Problem to solve:
In the copy, every record below must appear exactly as given, and no picture may appear.

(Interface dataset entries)
= = = =
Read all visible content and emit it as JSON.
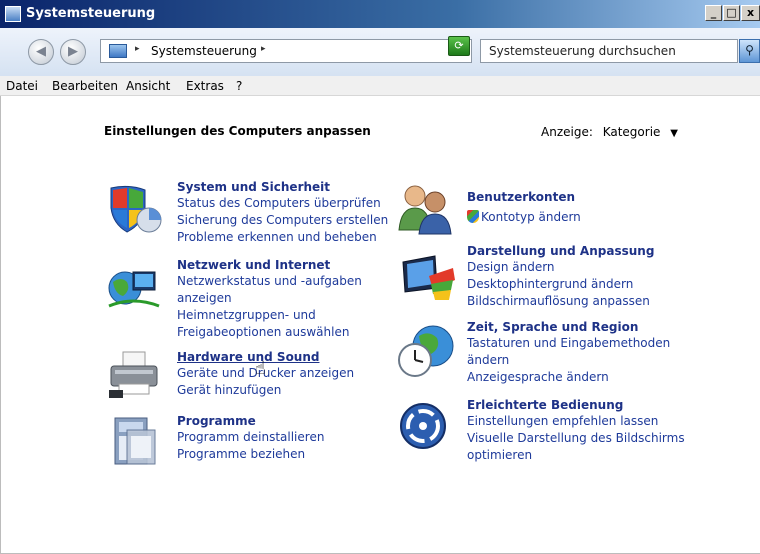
{
  "window": {
    "title": "Systemsteuerung"
  },
  "titlebar_buttons": [
    "_",
    "□",
    "x"
  ],
  "nav": {
    "back_glyph": "◀",
    "forward_glyph": "▶"
  },
  "address": {
    "crumb": "Systemsteuerung",
    "separator": "▸"
  },
  "search": {
    "placeholder": "Systemsteuerung durchsuchen"
  },
  "menu": [
    "Datei",
    "Bearbeiten",
    "Ansicht",
    "Extras",
    "?"
  ],
  "content": {
    "heading": "Einstellungen des Computers anpassen",
    "view_label": "Anzeige:",
    "view_value": "Kategorie",
    "categories": [
      {
        "title": "System und Sicherheit",
        "icon": "shield-icon",
        "links": [
          "Status des Computers überprüfen",
          "Sicherung des Computers erstellen",
          "Probleme erkennen und beheben"
        ]
      },
      {
        "title": "Netzwerk und Internet",
        "icon": "network-globe-icon",
        "links": [
          "Netzwerkstatus und -aufgaben",
          "anzeigen",
          "Heimnetzgruppen- und",
          "Freigabeoptionen auswählen"
        ]
      },
      {
        "title": "Hardware und Sound",
        "icon": "printer-icon",
        "links": [
          "Geräte und Drucker anzeigen",
          "Gerät hinzufügen"
        ]
      },
      {
        "title": "Programme",
        "icon": "programs-icon",
        "links": [
          "Programm deinstallieren",
          "Programme beziehen"
        ]
      },
      {
        "title": "Benutzerkonten",
        "icon": "users-icon",
        "links": [
          "Kontotyp ändern"
        ]
      },
      {
        "title": "Darstellung und Anpassung",
        "icon": "display-icon",
        "links": [
          "Design ändern",
          "Desktophintergrund ändern",
          "Bildschirmauflösung anpassen"
        ]
      },
      {
        "title": "Zeit, Sprache und Region",
        "icon": "clock-globe-icon",
        "links": [
          "Tastaturen und Eingabemethoden",
          "ändern",
          "Anzeigesprache ändern"
        ]
      },
      {
        "title": "Erleichterte Bedienung",
        "icon": "accessibility-icon",
        "links": [
          "Einstellungen empfehlen lassen",
          "Visuelle Darstellung des Bildschirms",
          "optimieren"
        ]
      }
    ]
  }
}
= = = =
Result for this task:
Read all visible content and emit it as JSON.
{
  "window": {
    "title": "Systemsteuerung"
  },
  "titlebar_buttons": [
    "_",
    "□",
    "x"
  ],
  "nav": {
    "back_glyph": "◀",
    "forward_glyph": "▶"
  },
  "address": {
    "crumb": "Systemsteuerung",
    "separator": "▸"
  },
  "search": {
    "placeholder": "Systemsteuerung durchsuchen"
  },
  "menu": [
    "Datei",
    "Bearbeiten",
    "Ansicht",
    "Extras",
    "?"
  ],
  "content": {
    "heading": "Einstellungen des Computers anpassen",
    "view_label": "Anzeige:",
    "view_value": "Kategorie",
    "categories": [
      {
        "title": "System und Sicherheit",
        "icon": "shield-icon",
        "links": [
          "Status des Computers überprüfen",
          "Sicherung des Computers erstellen",
          "Probleme erkennen und beheben"
        ]
      },
      {
        "title": "Netzwerk und Internet",
        "icon": "network-globe-icon",
        "links": [
          "Netzwerkstatus und -aufgaben",
          "anzeigen",
          "Heimnetzgruppen- und",
          "Freigabeoptionen auswählen"
        ]
      },
      {
        "title": "Hardware und Sound",
        "icon": "printer-icon",
        "links": [
          "Geräte und Drucker anzeigen",
          "Gerät hinzufügen"
        ]
      },
      {
        "title": "Programme",
        "icon": "programs-icon",
        "links": [
          "Programm deinstallieren",
          "Programme beziehen"
        ]
      },
      {
        "title": "Benutzerkonten",
        "icon": "users-icon",
        "links": [
          "Kontotyp ändern"
        ]
      },
      {
        "title": "Darstellung und Anpassung",
        "icon": "display-icon",
        "links": [
          "Design ändern",
          "Desktophintergrund ändern",
          "Bildschirmauflösung anpassen"
        ]
      },
      {
        "title": "Zeit, Sprache und Region",
        "icon": "clock-globe-icon",
        "links": [
          "Tastaturen und Eingabemethoden",
          "ändern",
          "Anzeigesprache ändern"
        ]
      },
      {
        "title": "Erleichterte Bedienung",
        "icon": "accessibility-icon",
        "links": [
          "Einstellungen empfehlen lassen",
          "Visuelle Darstellung des Bildschirms",
          "optimieren"
        ]
      }
    ]
  }
}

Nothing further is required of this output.